Did you have a favorite neighborhood deli growing up?
There was what used to be called the Pioneer Store in Hazlet. I used to ride my bicycle there because I was from Holmdel. It was just mainly a small grocery store, had candy, so we had visited it.

Describe your typical morning routine.
We start at 7. We do, during the school year, prepare school lunches for the Fair Haven kids. They call between 7 and 9, so pretty much I’m answering phones for two hours.

Yes, I hear it ringing off the hook now.
Well school is out, so this is just business. So after we take the orders, we have two hours to make them. Then we get done with the school lunches at 11 and them we prep for regular lunch. Then after lunch hour we get the school kids in for their snacks, then we close at 5.

humanbites_fairwinds3_small“Wish You Were Here!” Fairwinds Deli customers send Abrahamson postcards of their travels. (Click to enlarge)

Are kids a big part of your clientele?
Kids have become big. I guess with everything. It used to be work crews, now it’s work kids. Work crews have depleted.

Who makes the sandwiches at home?
We don’t eat sandwiches at home (laughs). Sandwiches are for lunch and I’m here at lunch. We don’t have sandwiches at night for dinner. My kids always made their own lunch growing up, so if they wanted to eat they’d make their own lunch, since the first grade. But they’re basic, you know, cheese on white. It’s real basic.

Does Fairwinds use any secret family recipes?
You never like to give up your secrets. People ask all the time, what’s in this? What’s in that? I had one friend watch me, he stood there in the kitchen for a half-hour, then he goes, “Now I know” (laughs). So he found out how to make chicken pillows.

Chicken what?
Chicken pillows. It’s like a chicken cordon bleu but it’s baked instead of fried. He goes, “Now I know.” He jokes about it all the time.

What’s the oddest deli combination ever requested?
Well it’s not odd, it’s just become popular. They call it The Diesel. It’s chicken, bacon and cheddar, barbecue sauce and honey mustard, hot peppers, lettuce and tomato. It’s a pretty big sandwich.

Have you ever served a celebrity?
We used to have Dr. Ruth coming in for a while. It was kind of fun having her come in here, and people asking her the sex questions. We had Geraldo when he used to be on the river. We used to do catering for his film crew, when he used to do the shoots at his house. We had Bruce Springsteen a few times. When he came in he was looking for these baby bottle pops — it was a candy, like a pacifier you dipped into sugar. He said (to his children) “Yeah, if you guys want these bottle pops, you’ve got to sing the song.” He made his kids sing the baby bottle pops song. It was cute. That was years ago, too. Then one time he came in for lunch and I guess a few of the kids saw he was here and they must’ve ran back to the playground and said Bruce is in the deli. And then I must’ve been flooded with 20 kids. He signed all their autographs. It was nice.

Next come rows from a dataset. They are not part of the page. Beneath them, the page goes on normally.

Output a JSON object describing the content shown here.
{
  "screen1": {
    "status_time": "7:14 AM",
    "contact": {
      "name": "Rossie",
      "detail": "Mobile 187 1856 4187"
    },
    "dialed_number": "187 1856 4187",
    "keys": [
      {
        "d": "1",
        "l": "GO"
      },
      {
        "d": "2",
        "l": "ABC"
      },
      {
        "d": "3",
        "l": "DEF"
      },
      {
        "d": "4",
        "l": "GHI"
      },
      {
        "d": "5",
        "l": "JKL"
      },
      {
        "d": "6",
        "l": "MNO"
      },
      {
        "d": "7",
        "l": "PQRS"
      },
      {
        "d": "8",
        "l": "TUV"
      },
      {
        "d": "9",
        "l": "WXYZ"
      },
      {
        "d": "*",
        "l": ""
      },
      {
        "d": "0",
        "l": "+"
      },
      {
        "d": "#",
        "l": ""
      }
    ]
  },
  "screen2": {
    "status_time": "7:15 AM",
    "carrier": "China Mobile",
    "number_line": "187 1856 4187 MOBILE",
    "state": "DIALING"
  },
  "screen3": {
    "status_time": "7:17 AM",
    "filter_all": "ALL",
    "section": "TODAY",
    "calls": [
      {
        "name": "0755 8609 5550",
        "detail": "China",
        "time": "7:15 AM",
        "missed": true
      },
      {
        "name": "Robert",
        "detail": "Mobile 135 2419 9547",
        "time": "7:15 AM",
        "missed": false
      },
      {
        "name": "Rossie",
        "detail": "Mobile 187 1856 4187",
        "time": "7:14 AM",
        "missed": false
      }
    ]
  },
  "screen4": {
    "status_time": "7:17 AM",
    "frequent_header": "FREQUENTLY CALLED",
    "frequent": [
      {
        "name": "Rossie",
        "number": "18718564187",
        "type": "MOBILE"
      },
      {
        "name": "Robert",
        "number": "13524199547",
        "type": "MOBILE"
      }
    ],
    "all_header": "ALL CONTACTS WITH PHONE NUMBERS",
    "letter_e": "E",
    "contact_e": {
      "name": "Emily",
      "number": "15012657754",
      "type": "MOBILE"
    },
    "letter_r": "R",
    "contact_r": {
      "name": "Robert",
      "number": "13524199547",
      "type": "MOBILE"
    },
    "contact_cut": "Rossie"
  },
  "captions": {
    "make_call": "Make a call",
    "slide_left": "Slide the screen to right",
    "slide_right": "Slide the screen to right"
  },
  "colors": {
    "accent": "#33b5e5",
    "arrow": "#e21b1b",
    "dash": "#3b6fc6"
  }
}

What are your least and most favorite deli chores?
This is my way of life. There’s nothing here I don’t like doing. I know people working here, there’s certain things they don’t like, like cleaning the grease traps. The best part has got to be counting the money at the end of the day.

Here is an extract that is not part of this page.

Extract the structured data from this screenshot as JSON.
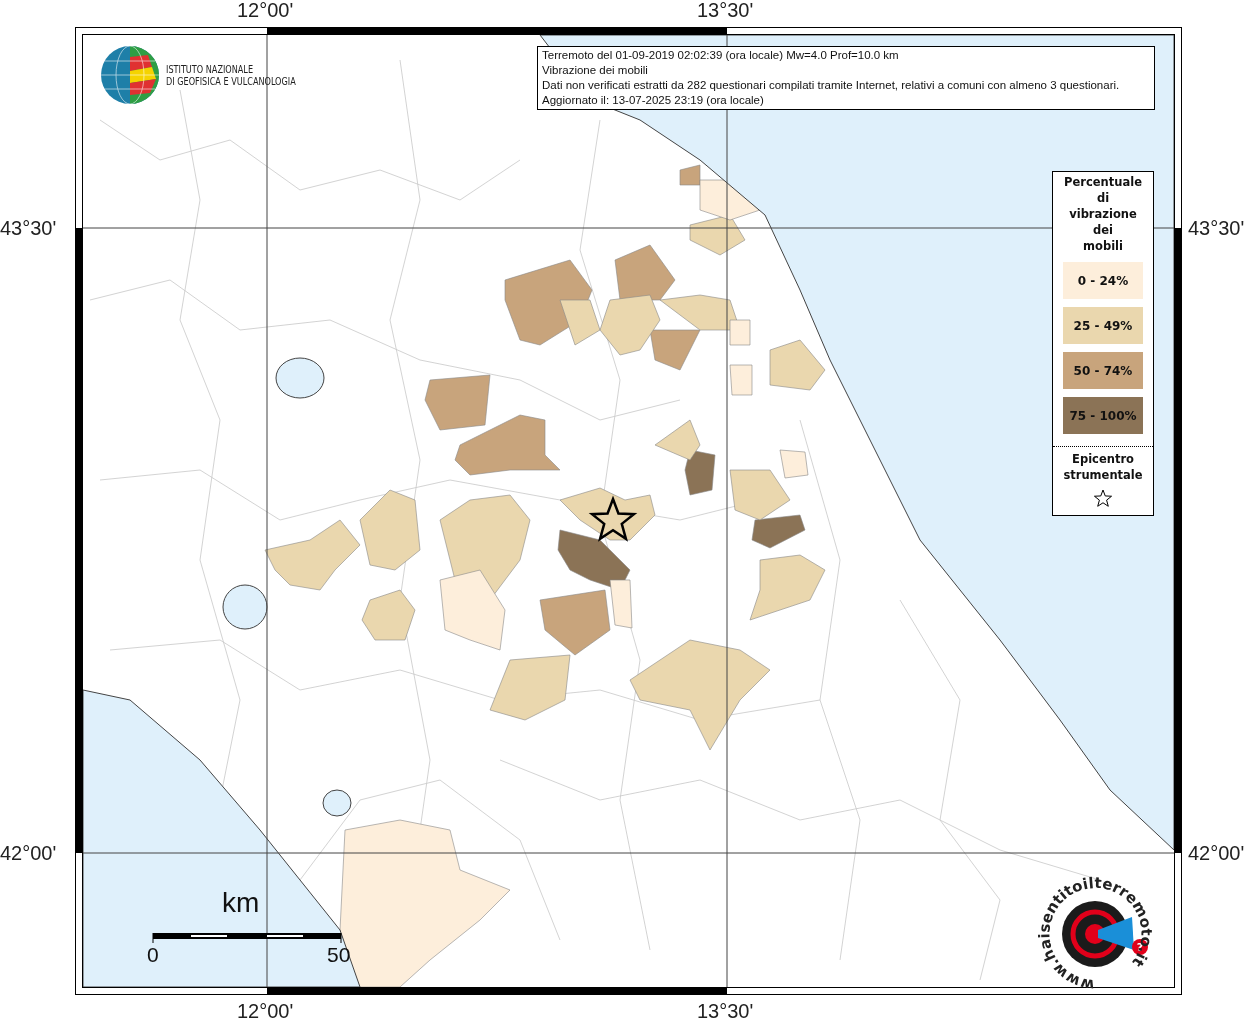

Do you have an indispensable deli gadget?
It’s a tough one. We need our knives, our slicer. Refrigeration. Is that a gadget? Plenty of times Fair Haven loses power. That’s a gadget you can’t do without.

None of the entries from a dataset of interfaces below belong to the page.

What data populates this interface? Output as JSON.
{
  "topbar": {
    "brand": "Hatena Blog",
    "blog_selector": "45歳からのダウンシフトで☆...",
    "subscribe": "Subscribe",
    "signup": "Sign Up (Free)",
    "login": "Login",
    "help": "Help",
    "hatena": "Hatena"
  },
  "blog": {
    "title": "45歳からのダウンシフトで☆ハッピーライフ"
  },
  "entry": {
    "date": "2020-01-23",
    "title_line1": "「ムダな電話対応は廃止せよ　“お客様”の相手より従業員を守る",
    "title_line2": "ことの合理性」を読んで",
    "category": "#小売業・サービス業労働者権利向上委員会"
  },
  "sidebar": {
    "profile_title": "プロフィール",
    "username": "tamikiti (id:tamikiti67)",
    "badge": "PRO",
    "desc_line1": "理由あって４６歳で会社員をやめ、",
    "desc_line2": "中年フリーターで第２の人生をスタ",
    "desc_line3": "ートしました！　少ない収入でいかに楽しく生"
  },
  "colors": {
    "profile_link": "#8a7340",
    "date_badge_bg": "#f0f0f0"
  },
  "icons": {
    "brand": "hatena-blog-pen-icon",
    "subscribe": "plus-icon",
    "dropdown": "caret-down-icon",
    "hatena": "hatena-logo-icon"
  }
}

Farthest location Fairwinds has gotten a postcard from?
I guess it would be the China Wall over there. They’re from all over the world. Russia, Japan, Taiwan. They’re from my customersY I joked with them, I’d say “you’re going away? Send me a postcard.” And they did. They started sending them, so I started putting them up.

What deli sandwich would you take with you to a deserted island?
I would take the Italian combo.

Because it’s cold. It’s crisp. It’s just satisfying.

What’s more important, good shoes or good food?
Good shoes. Well you’re on your feet all day. You’re not going to enjoy your lunch if your feet are hurting.